### How to complete this task
From the entries below, pull out each line where "background" appears.

[Material for this exercise — start]

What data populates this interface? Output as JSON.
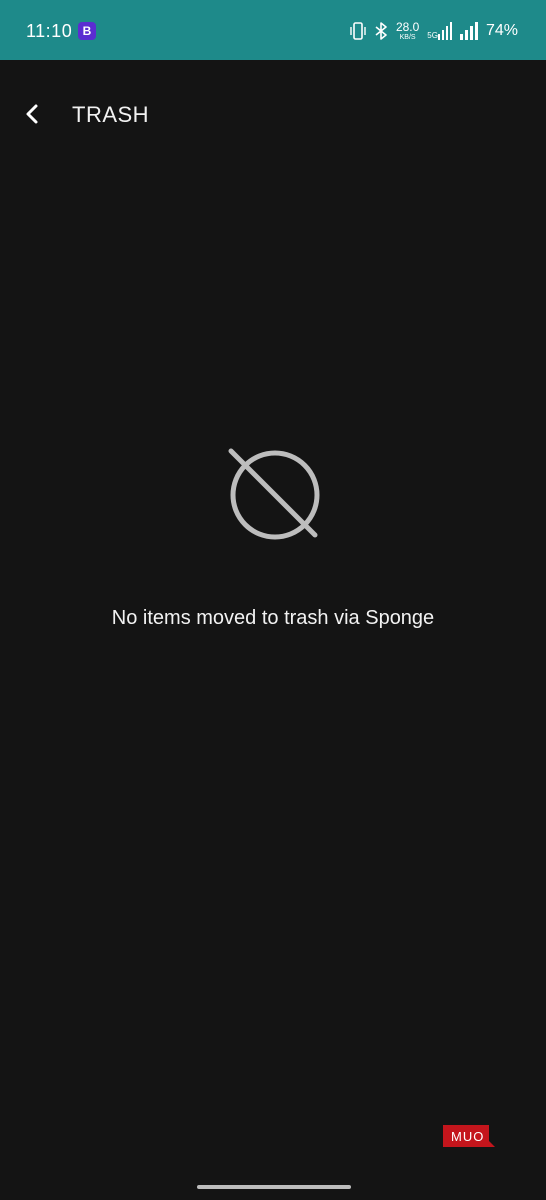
{
  "status_bar": {
    "time": "11:10",
    "app_badge": "B",
    "net_speed_value": "28.0",
    "net_speed_unit": "KB/S",
    "network_type": "5G",
    "battery": "74%",
    "colors": {
      "background": "#1e8a8a",
      "badge": "#5b2dd1"
    }
  },
  "header": {
    "title": "TRASH",
    "back_icon": "chevron-left-icon"
  },
  "empty_state": {
    "icon": "no-items-icon",
    "message": "No items moved to trash via Sponge"
  },
  "watermark": {
    "text": "MUO",
    "color": "#c4151c"
  },
  "theme": {
    "background": "#141414",
    "text": "#f2f2f2",
    "icon": "#bdbdbd"
  }
}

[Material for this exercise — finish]

### Output of the exercise
      "background": "#1e8a8a",
    "background": "#141414",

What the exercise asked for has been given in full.